[Instructions for the task]:
Filter the entries and keep only the lines where the string "Windows" appears.

[Items from an interface collection]
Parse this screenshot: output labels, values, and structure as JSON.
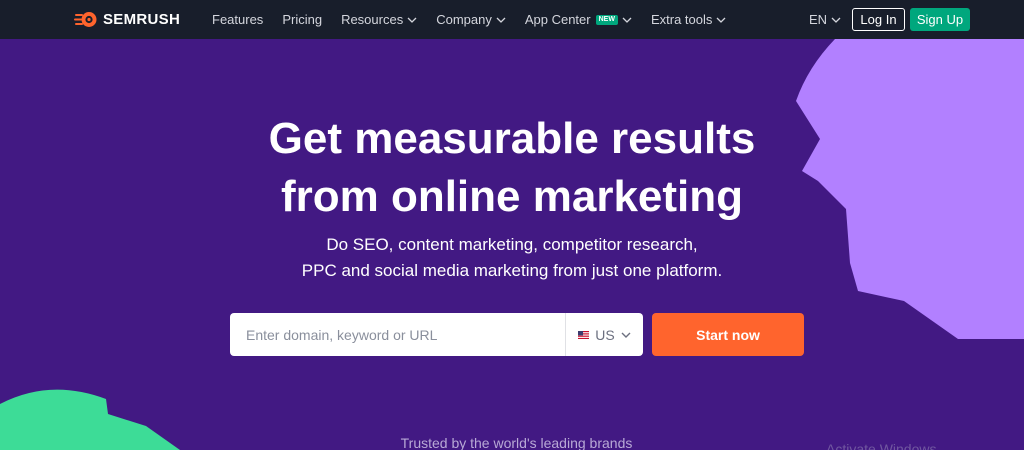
{
  "header": {
    "logo_text": "SEMRUSH",
    "nav": [
      {
        "label": "Features",
        "has_dropdown": false
      },
      {
        "label": "Pricing",
        "has_dropdown": false
      },
      {
        "label": "Resources",
        "has_dropdown": true
      },
      {
        "label": "Company",
        "has_dropdown": true
      },
      {
        "label": "App Center",
        "badge": "NEW",
        "has_dropdown": true
      },
      {
        "label": "Extra tools",
        "has_dropdown": true
      }
    ],
    "language": "EN",
    "login_label": "Log In",
    "signup_label": "Sign Up"
  },
  "hero": {
    "title_line1": "Get measurable results",
    "title_line2": "from online marketing",
    "subtitle_line1": "Do SEO, content marketing, competitor research,",
    "subtitle_line2": "PPC and social media marketing from just one platform.",
    "search_placeholder": "Enter domain, keyword or URL",
    "country": "US",
    "cta_label": "Start now"
  },
  "trusted_text": "Trusted by the world's leading brands",
  "watermark_text": "Activate Windows",
  "colors": {
    "background": "#421983",
    "topbar": "#181e2b",
    "accent_orange": "#ff642d",
    "accent_green": "#00a77d",
    "decor_purple": "#b280ff",
    "decor_green": "#3ddc97"
  },
  "icons": {
    "logo": "semrush-flame-icon",
    "dropdown": "chevron-down-icon",
    "flag": "us-flag-icon"
  }
}
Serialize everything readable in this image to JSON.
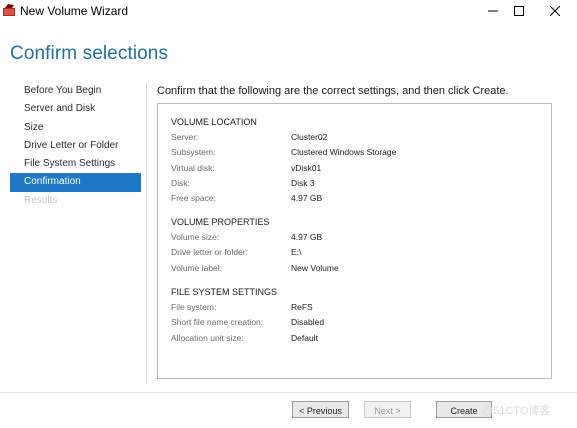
{
  "window": {
    "title": "New Volume Wizard",
    "icon": "wizard-app-icon",
    "controls": [
      "minimize-icon",
      "maximize-icon",
      "close-icon"
    ]
  },
  "page_title": "Confirm selections",
  "nav": {
    "items": [
      {
        "label": "Before You Begin",
        "state": "normal"
      },
      {
        "label": "Server and Disk",
        "state": "normal"
      },
      {
        "label": "Size",
        "state": "normal"
      },
      {
        "label": "Drive Letter or Folder",
        "state": "normal"
      },
      {
        "label": "File System Settings",
        "state": "normal"
      },
      {
        "label": "Confirmation",
        "state": "active"
      },
      {
        "label": "Results",
        "state": "disabled"
      }
    ]
  },
  "instruction": "Confirm that the following are the correct settings, and then click Create.",
  "sections": [
    {
      "heading": "VOLUME LOCATION",
      "rows": [
        {
          "label": "Server:",
          "value": "Cluster02"
        },
        {
          "label": "Subsystem:",
          "value": "Clustered Windows Storage"
        },
        {
          "label": "Virtual disk:",
          "value": "vDisk01"
        },
        {
          "label": "Disk:",
          "value": "Disk 3"
        },
        {
          "label": "Free space:",
          "value": "4.97 GB"
        }
      ]
    },
    {
      "heading": "VOLUME PROPERTIES",
      "rows": [
        {
          "label": "Volume size:",
          "value": "4.97 GB"
        },
        {
          "label": "Drive letter or folder:",
          "value": "E:\\"
        },
        {
          "label": "Volume label:",
          "value": "New Volume"
        }
      ]
    },
    {
      "heading": "FILE SYSTEM SETTINGS",
      "rows": [
        {
          "label": "File system:",
          "value": "ReFS"
        },
        {
          "label": "Short file name creation:",
          "value": "Disabled"
        },
        {
          "label": "Allocation unit size:",
          "value": "Default"
        }
      ]
    }
  ],
  "buttons": {
    "previous": "< Previous",
    "next": "Next >",
    "create": "Create"
  },
  "watermark": "@51CTO博客",
  "colors": {
    "title_blue": "#1f6ea0",
    "nav_active": "#1f78c8"
  }
}
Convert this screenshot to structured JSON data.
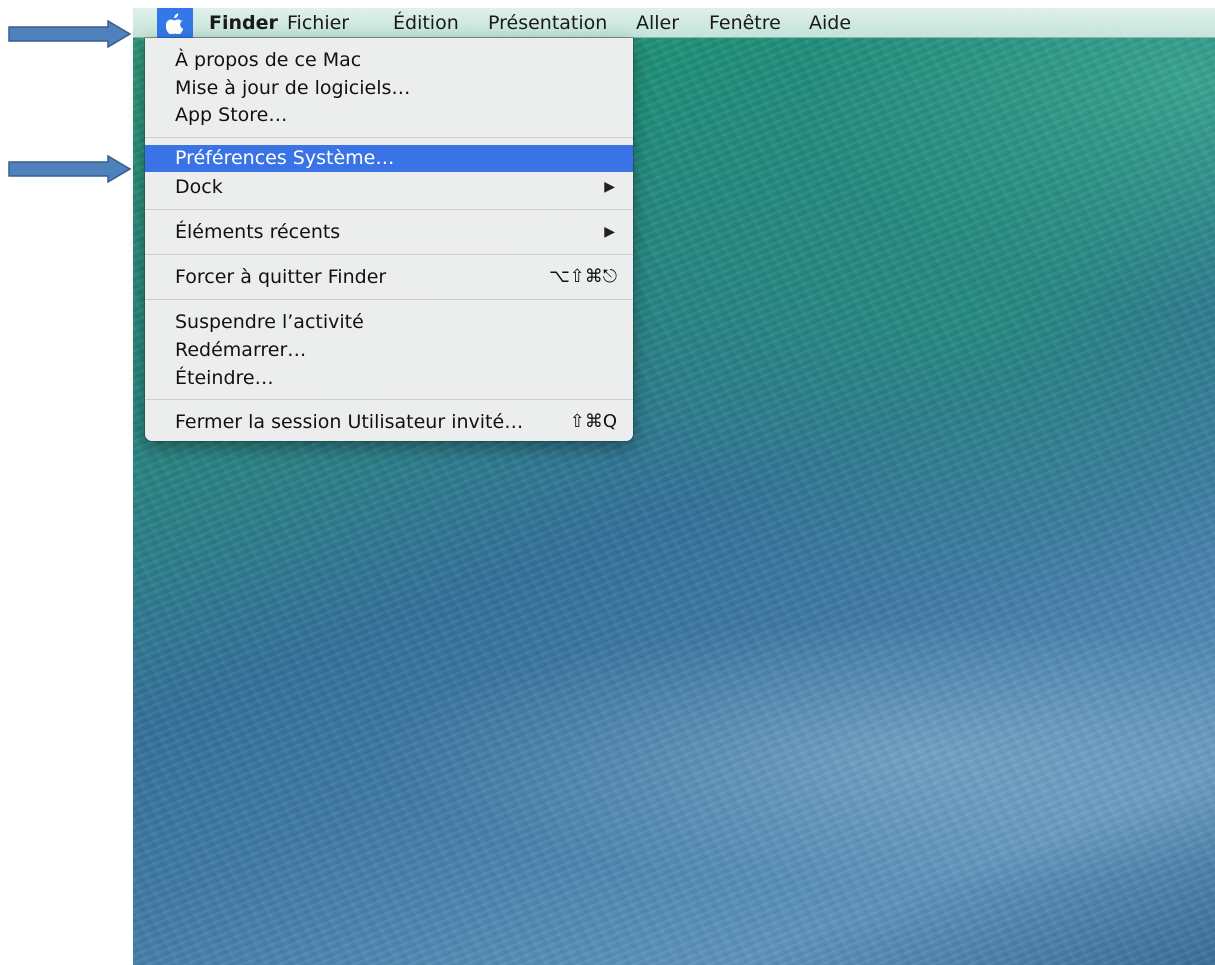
{
  "menubar": {
    "apple_icon": "apple-logo-icon",
    "app_name": "Finder",
    "menus": [
      "Fichier",
      "Édition",
      "Présentation",
      "Aller",
      "Fenêtre",
      "Aide"
    ]
  },
  "apple_menu": {
    "items": {
      "about": "À propos de ce Mac",
      "software_update": "Mise à jour de logiciels…",
      "app_store": "App Store…",
      "system_prefs": "Préférences Système…",
      "dock": "Dock",
      "recent_items": "Éléments récents",
      "force_quit": "Forcer à quitter Finder",
      "force_quit_shortcut": "⌥⇧⌘⎋",
      "sleep": "Suspendre l’activité",
      "restart": "Redémarrer…",
      "shutdown": "Éteindre…",
      "logout": "Fermer la session Utilisateur invité…",
      "logout_shortcut": "⇧⌘Q"
    },
    "highlighted": "Préférences Système…",
    "submenu_arrow_icon": "submenu-arrow-icon"
  },
  "colors": {
    "highlight": "#3a73e6",
    "annotation_arrow_fill": "#4f81bd",
    "annotation_arrow_stroke": "#385d8a"
  }
}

[Task solution]:
  "watermark_text": "Activate Windows",
          "value": "Clustered Windows Storage"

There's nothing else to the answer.